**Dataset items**
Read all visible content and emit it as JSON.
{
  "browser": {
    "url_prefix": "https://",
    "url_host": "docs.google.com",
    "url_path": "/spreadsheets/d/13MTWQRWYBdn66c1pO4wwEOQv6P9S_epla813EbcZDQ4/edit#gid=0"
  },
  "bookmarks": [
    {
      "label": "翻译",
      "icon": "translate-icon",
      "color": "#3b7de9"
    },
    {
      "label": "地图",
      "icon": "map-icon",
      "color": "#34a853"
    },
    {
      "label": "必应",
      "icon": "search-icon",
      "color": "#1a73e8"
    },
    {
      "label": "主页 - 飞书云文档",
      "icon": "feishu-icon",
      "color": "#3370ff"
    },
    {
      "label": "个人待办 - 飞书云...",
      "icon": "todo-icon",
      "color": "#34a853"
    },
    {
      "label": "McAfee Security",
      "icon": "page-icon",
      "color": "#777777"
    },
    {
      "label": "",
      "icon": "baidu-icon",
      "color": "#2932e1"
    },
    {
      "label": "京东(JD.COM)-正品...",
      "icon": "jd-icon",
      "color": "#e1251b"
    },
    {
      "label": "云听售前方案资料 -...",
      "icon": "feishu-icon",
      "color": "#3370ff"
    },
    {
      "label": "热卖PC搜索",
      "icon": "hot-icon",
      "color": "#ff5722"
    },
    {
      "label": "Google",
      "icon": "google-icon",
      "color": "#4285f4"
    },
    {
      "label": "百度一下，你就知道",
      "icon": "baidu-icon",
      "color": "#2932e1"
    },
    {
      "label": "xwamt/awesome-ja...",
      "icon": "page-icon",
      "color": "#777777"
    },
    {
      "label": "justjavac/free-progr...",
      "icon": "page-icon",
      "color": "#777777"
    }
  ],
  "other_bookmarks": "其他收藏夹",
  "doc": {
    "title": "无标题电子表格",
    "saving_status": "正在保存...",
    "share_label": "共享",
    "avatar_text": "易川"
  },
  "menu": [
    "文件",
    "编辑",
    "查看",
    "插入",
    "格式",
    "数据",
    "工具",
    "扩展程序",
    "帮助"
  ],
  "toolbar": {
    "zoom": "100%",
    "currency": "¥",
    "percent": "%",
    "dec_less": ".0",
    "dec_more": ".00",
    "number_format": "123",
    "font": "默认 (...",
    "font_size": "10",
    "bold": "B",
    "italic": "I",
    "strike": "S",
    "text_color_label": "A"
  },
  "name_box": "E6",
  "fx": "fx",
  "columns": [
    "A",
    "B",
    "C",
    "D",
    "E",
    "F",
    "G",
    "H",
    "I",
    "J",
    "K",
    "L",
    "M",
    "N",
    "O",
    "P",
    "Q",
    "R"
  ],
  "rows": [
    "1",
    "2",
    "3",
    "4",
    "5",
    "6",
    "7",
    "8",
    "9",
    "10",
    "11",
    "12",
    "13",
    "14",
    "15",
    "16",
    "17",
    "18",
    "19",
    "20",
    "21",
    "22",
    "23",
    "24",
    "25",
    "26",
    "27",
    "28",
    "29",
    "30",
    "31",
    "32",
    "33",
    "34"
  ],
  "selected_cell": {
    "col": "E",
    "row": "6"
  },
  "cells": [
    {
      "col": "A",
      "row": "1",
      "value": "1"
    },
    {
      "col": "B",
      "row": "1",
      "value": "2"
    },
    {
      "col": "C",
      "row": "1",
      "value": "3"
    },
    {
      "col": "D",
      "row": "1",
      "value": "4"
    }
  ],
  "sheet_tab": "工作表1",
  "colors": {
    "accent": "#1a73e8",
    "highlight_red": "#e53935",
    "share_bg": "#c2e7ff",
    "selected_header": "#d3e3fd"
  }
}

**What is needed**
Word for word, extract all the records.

**Answer section**
Read all visible content and emit it as JSON.
{
  "browser": {
    "url_prefix": "https://",
    "url_host": "docs.google.com",
    "url_path": "/spreadsheets/d/13MTWQRWYBdn66c1pO4wwEOQv6P9S_epla813EbcZDQ4/edit#gid=0"
  },
  "bookmarks": [
    {
      "label": "翻译",
      "icon": "translate-icon",
      "color": "#3b7de9"
    },
    {
      "label": "地图",
      "icon": "map-icon",
      "color": "#34a853"
    },
    {
      "label": "必应",
      "icon": "search-icon",
      "color": "#1a73e8"
    },
    {
      "label": "主页 - 飞书云文档",
      "icon": "feishu-icon",
      "color": "#3370ff"
    },
    {
      "label": "个人待办 - 飞书云...",
      "icon": "todo-icon",
      "color": "#34a853"
    },
    {
      "label": "McAfee Security",
      "icon": "page-icon",
      "color": "#777777"
    },
    {
      "label": "",
      "icon": "baidu-icon",
      "color": "#2932e1"
    },
    {
      "label": "京东(JD.COM)-正品...",
      "icon": "jd-icon",
      "color": "#e1251b"
    },
    {
      "label": "云听售前方案资料 -...",
      "icon": "feishu-icon",
      "color": "#3370ff"
    },
    {
      "label": "热卖PC搜索",
      "icon": "hot-icon",
      "color": "#ff5722"
    },
    {
      "label": "Google",
      "icon": "google-icon",
      "color": "#4285f4"
    },
    {
      "label": "百度一下，你就知道",
      "icon": "baidu-icon",
      "color": "#2932e1"
    },
    {
      "label": "xwamt/awesome-ja...",
      "icon": "page-icon",
      "color": "#777777"
    },
    {
      "label": "justjavac/free-progr...",
      "icon": "page-icon",
      "color": "#777777"
    }
  ],
  "other_bookmarks": "其他收藏夹",
  "doc": {
    "title": "无标题电子表格",
    "saving_status": "正在保存...",
    "share_label": "共享",
    "avatar_text": "易川"
  },
  "menu": [
    "文件",
    "编辑",
    "查看",
    "插入",
    "格式",
    "数据",
    "工具",
    "扩展程序",
    "帮助"
  ],
  "toolbar": {
    "zoom": "100%",
    "currency": "¥",
    "percent": "%",
    "dec_less": ".0",
    "dec_more": ".00",
    "number_format": "123",
    "font": "默认 (...",
    "font_size": "10",
    "bold": "B",
    "italic": "I",
    "strike": "S",
    "text_color_label": "A"
  },
  "name_box": "E6",
  "fx": "fx",
  "columns": [
    "A",
    "B",
    "C",
    "D",
    "E",
    "F",
    "G",
    "H",
    "I",
    "J",
    "K",
    "L",
    "M",
    "N",
    "O",
    "P",
    "Q",
    "R"
  ],
  "rows": [
    "1",
    "2",
    "3",
    "4",
    "5",
    "6",
    "7",
    "8",
    "9",
    "10",
    "11",
    "12",
    "13",
    "14",
    "15",
    "16",
    "17",
    "18",
    "19",
    "20",
    "21",
    "22",
    "23",
    "24",
    "25",
    "26",
    "27",
    "28",
    "29",
    "30",
    "31",
    "32",
    "33",
    "34"
  ],
  "selected_cell": {
    "col": "E",
    "row": "6"
  },
  "cells": [
    {
      "col": "A",
      "row": "1",
      "value": "1"
    },
    {
      "col": "B",
      "row": "1",
      "value": "2"
    },
    {
      "col": "C",
      "row": "1",
      "value": "3"
    },
    {
      "col": "D",
      "row": "1",
      "value": "4"
    }
  ],
  "sheet_tab": "工作表1",
  "colors": {
    "accent": "#1a73e8",
    "highlight_red": "#e53935",
    "share_bg": "#c2e7ff",
    "selected_header": "#d3e3fd"
  }
}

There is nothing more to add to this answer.